Well the gallery work, helps fine artists and all of the people they support and train. By buying their work, you help artists in Africa have a sustainable income and support the educational work they do. As there are few formal art schools, artists take on many apprentices who in turn learn a productive vocation, so supporting the artists is imperative. In the future I aim to make films in Africa as well, similar to the “Nos In Cinema” model used in Brazil to create films like City of God. I’d like to use children and all local crews to build a small film industry in my part of the world. This provides work, a vocation, and a whole new product in this part of the world. Dambiso Moyo writes about dead aid, and the importance of entrepreneurship rather than aid; creating viable industries that people can work in, rather than constant charities that create dependence. I think this is a crucial step forward in development work in Africa, and I hope through the industry I’m most passionate about we can also make a difference.
Q. I’ve been to Africa a number of times but not yet to Zambia. Zambia’s wildlife and Victoria Falls look amazing. For any of our readers who are planning a trip to Africa perhaps you can convince them to choose Zambia – in addition to the wildlife and the falls what are some other must see attractions or activities in Zambia?
All the national parks are incredible, North Luangwa, South Luangwa, Lower Zambezi… And if you can, try Safari by air at sunset to really see all the herds, or on horseback to feel like you’re part of the wildlife. For the adventurous types, there’s bungi jumping and white water rafting at Victoria Falls and for those who enjoy something more relaxed, a historical a visit to Shiwa Ngandu is a must. Its colonial a mansion built up in the North by a somewhat eccentric English Gentleman, which has been converted into lodge. It’s a fascinating account of the colonial period in Zambia… Zambia has endless waterfalls all over the country- a real life Pandora. If you head North stop at Kudalila Falls, it’s a magical place!

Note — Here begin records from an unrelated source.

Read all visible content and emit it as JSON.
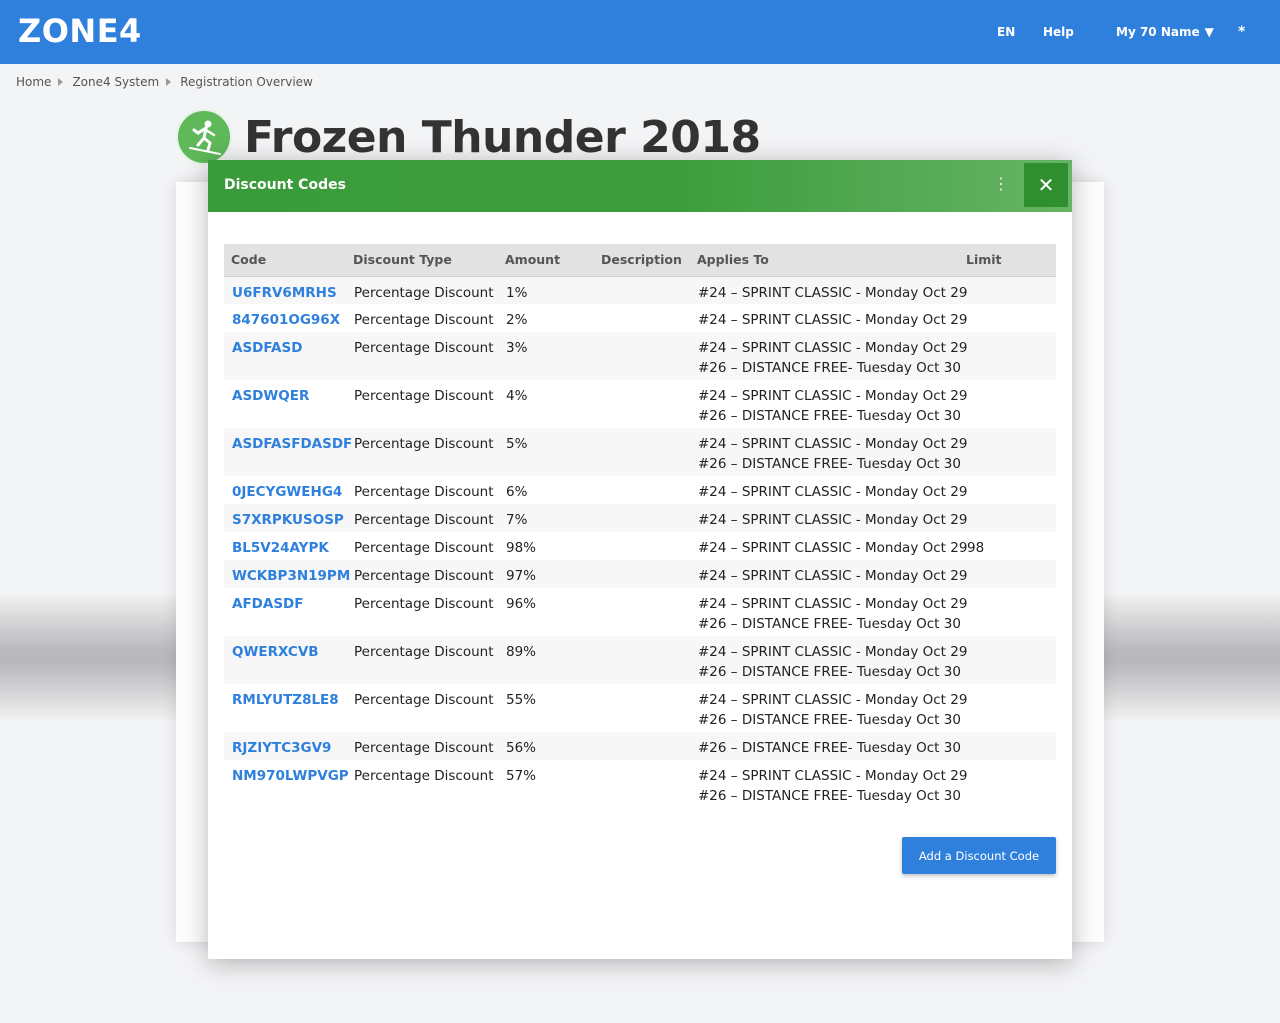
{
  "header": {
    "logo": "ZONE4",
    "lang": "EN",
    "help": "Help",
    "user": "My 70 Name",
    "menu_glyph": "*"
  },
  "breadcrumb": [
    "Home",
    "Zone4 System",
    "Registration Overview"
  ],
  "event": {
    "title": "Frozen Thunder 2018",
    "icon": "skier-icon"
  },
  "modal": {
    "title": "Discount Codes",
    "columns": [
      "Code",
      "Discount Type",
      "Amount",
      "Description",
      "Applies To",
      "Limit"
    ],
    "rows": [
      {
        "code": "U6FRV6MRHS",
        "type": "Percentage Discount",
        "amount": "1%",
        "description": "",
        "applies": [
          "#24 – SPRINT CLASSIC - Monday Oct 29"
        ],
        "limit": ""
      },
      {
        "code": "847601OG96X",
        "type": "Percentage Discount",
        "amount": "2%",
        "description": "",
        "applies": [
          "#24 – SPRINT CLASSIC - Monday Oct 29"
        ],
        "limit": ""
      },
      {
        "code": "ASDFASD",
        "type": "Percentage Discount",
        "amount": "3%",
        "description": "",
        "applies": [
          "#24 – SPRINT CLASSIC - Monday Oct 29",
          "#26 – DISTANCE FREE- Tuesday Oct 30"
        ],
        "limit": ""
      },
      {
        "code": "ASDWQER",
        "type": "Percentage Discount",
        "amount": "4%",
        "description": "",
        "applies": [
          "#24 – SPRINT CLASSIC - Monday Oct 29",
          "#26 – DISTANCE FREE- Tuesday Oct 30"
        ],
        "limit": ""
      },
      {
        "code": "ASDFASFDASDF",
        "type": "Percentage Discount",
        "amount": "5%",
        "description": "",
        "applies": [
          "#24 – SPRINT CLASSIC - Monday Oct 29",
          "#26 – DISTANCE FREE- Tuesday Oct 30"
        ],
        "limit": ""
      },
      {
        "code": "0JECYGWEHG4",
        "type": "Percentage Discount",
        "amount": "6%",
        "description": "",
        "applies": [
          "#24 – SPRINT CLASSIC - Monday Oct 29"
        ],
        "limit": ""
      },
      {
        "code": "S7XRPKUSOSP",
        "type": "Percentage Discount",
        "amount": "7%",
        "description": "",
        "applies": [
          "#24 – SPRINT CLASSIC - Monday Oct 29"
        ],
        "limit": ""
      },
      {
        "code": "BL5V24AYPK",
        "type": "Percentage Discount",
        "amount": "98%",
        "description": "",
        "applies": [
          "#24 – SPRINT CLASSIC - Monday Oct 29"
        ],
        "limit": "98"
      },
      {
        "code": "WCKBP3N19PM",
        "type": "Percentage Discount",
        "amount": "97%",
        "description": "",
        "applies": [
          "#24 – SPRINT CLASSIC - Monday Oct 29"
        ],
        "limit": ""
      },
      {
        "code": "AFDASDF",
        "type": "Percentage Discount",
        "amount": "96%",
        "description": "",
        "applies": [
          "#24 – SPRINT CLASSIC - Monday Oct 29",
          "#26 – DISTANCE FREE- Tuesday Oct 30"
        ],
        "limit": ""
      },
      {
        "code": "QWERXCVB",
        "type": "Percentage Discount",
        "amount": "89%",
        "description": "",
        "applies": [
          "#24 – SPRINT CLASSIC - Monday Oct 29",
          "#26 – DISTANCE FREE- Tuesday Oct 30"
        ],
        "limit": ""
      },
      {
        "code": "RMLYUTZ8LE8",
        "type": "Percentage Discount",
        "amount": "55%",
        "description": "",
        "applies": [
          "#24 – SPRINT CLASSIC - Monday Oct 29",
          "#26 – DISTANCE FREE- Tuesday Oct 30"
        ],
        "limit": ""
      },
      {
        "code": "RJZIYTC3GV9",
        "type": "Percentage Discount",
        "amount": "56%",
        "description": "",
        "applies": [
          "#26 – DISTANCE FREE- Tuesday Oct 30"
        ],
        "limit": ""
      },
      {
        "code": "NM970LWPVGP",
        "type": "Percentage Discount",
        "amount": "57%",
        "description": "",
        "applies": [
          "#24 – SPRINT CLASSIC - Monday Oct 29",
          "#26 – DISTANCE FREE- Tuesday Oct 30"
        ],
        "limit": ""
      }
    ],
    "add_button": "Add a Discount Code"
  },
  "colors": {
    "brand_blue": "#2f80dd",
    "header_green": "#3a9b3a",
    "icon_green": "#5fb85a"
  }
}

Q. Since you now spend time in Los Angeles – what are some of your favorite activities and or places to visit in or around the city?

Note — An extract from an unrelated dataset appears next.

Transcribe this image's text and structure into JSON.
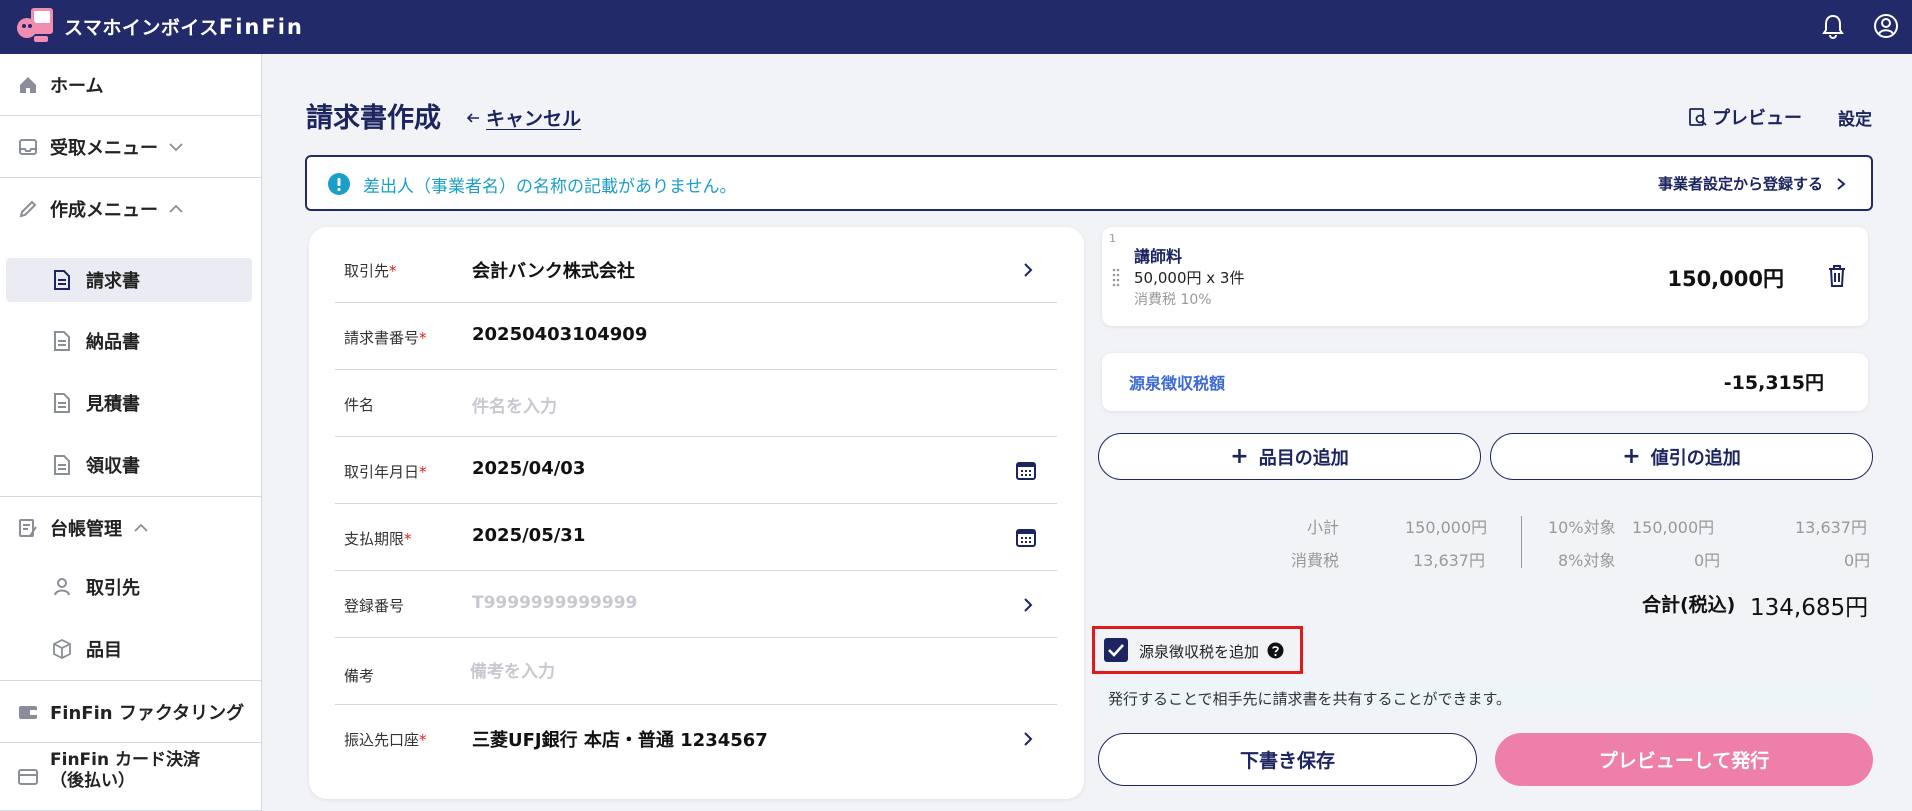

All the little indie cinemas, I love the New Beverly Cinema with fresh popcorn and tees; they play all sorts of the old movies. And I love hiking in the hills here, its wonderful to have space and trees again after two years in New York, I try to take advantage of that whenever I can!
Born and raised in Lusaka, Zambia to a Swiss German father and Zambian mother Gloria left to pursue acting training at Oxford School of Drama after high school. After completing the foundation course at OSD, she read International Relations at Brown University. There she participated in several theatrical productions, including The Seagull, Romeo and Juliet, Anna in the Tropics, The Trial and The Greeks.
In her senior year she wrote and acted in the one woman show My True North, as part of her final undergraduate acting work. The solo show was performed at both the Strasburg Studio at Brown University and later in New York at the Geraldine Page Institute. After graduating she moved to New York and continued working in theatre performing in The Vagina Monologues, and later with Nigerian actress and director Okwui Okpowalisi in Pent Up: a Revenge Dance and PS 122. She continues to work in film and theatre in New York and Los Angeles, and is currently preparing for the role of Venronica in Valley Song by Athol Fughard, which will be performed at the Electric Lodge Theatre in Venice, Los Angeles.
For more information about Gloria Huwiler, please visit her website at: www.gloriahuwiler.com